"Despair was not an option. She said, and I quote, 'Dissents speak to a future age. It's not simply to say, my colleagues are wrong, and I would do it this way. But the greatest dissents do become court opinions and gradually, over time, their views become the dominant view. So that the dissenters hope that they are writing not for today, but for tomorrow,' " Holtzblatt continued.

"Justice Ginsburg's dissents were not cries of defeat. They were blueprints for the future," Holtzblatt said.

Ginsburg is lying in state in the Capitol on Friday after lying in repose at the Supreme Court on Wednesday and Thursday for members of the public to pay their respects.

Friday's ceremony was invitation-only to ensure social distancing during the coronavirus pandemic.
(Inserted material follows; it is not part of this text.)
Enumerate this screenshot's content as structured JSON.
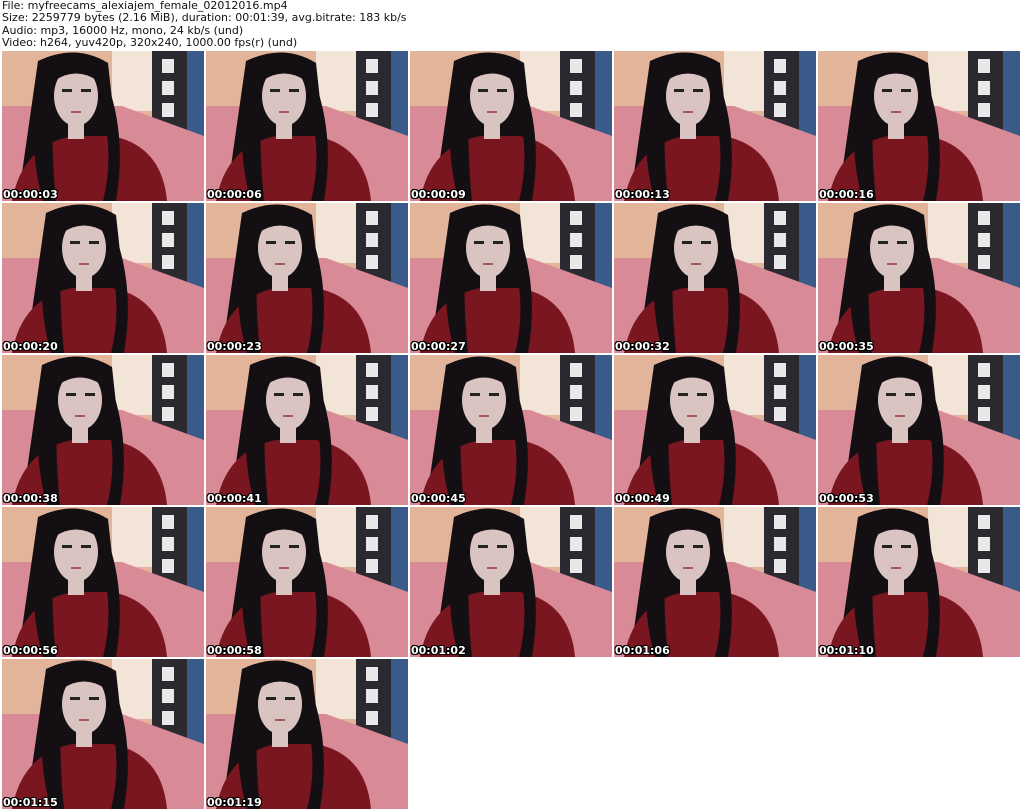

Among the guests at Friday's ceremony were Democratic presidential nominee Joe BidenJoe BidenBiden holds massive cash advantage over Trump ahead of Election Day Tax records show Trump maintains a Chinese bank account: NYT Trump plays video of Biden, Harris talking about fracking at Pennsylvania rally MORE and his running mate, Sen. Kamala HarrisKamala HarrisTrump plays video of Biden, Harris talking about fracking at Pennsylvania rally Overnight Defense: US, Russia closer on nuclear treaty extension after Moscow accepts warhead freeze | Khashoggi's fiancee sues Saudi crown prince | Biden nets hundreds more national security endorsements Democrats make gains in Georgia Senate races: poll MORE (D-Calif.).

President TrumpDonald John TrumpBiden holds massive cash advantage over Trump ahead of Election Day Tax records show Trump maintains a Chinese bank account: NYT Trump plays video of Biden, Harris talking about fracking at Pennsylvania rally MORE and first lady Melania TrumpMelania TrumpMelania Trump cancels campaign appearance over 'lingering cough' The Hill's 12:30 Report — Presented by the Walton Family Foundation — DOJ to file antitrust suit against Google | Trump calls for Hunter Biden probe before Nov. 3 | Trump, Biden mics will have muting feature at Thursday debate | Pa. ballots to be counted The Hill's Morning Report - Sponsored by Goldman Sachs - Two weeks out, Trump attempts to rally the base MORE stopped by the Supreme Court on Thursday to pay their respects and were not in attendance at Friday's ceremony.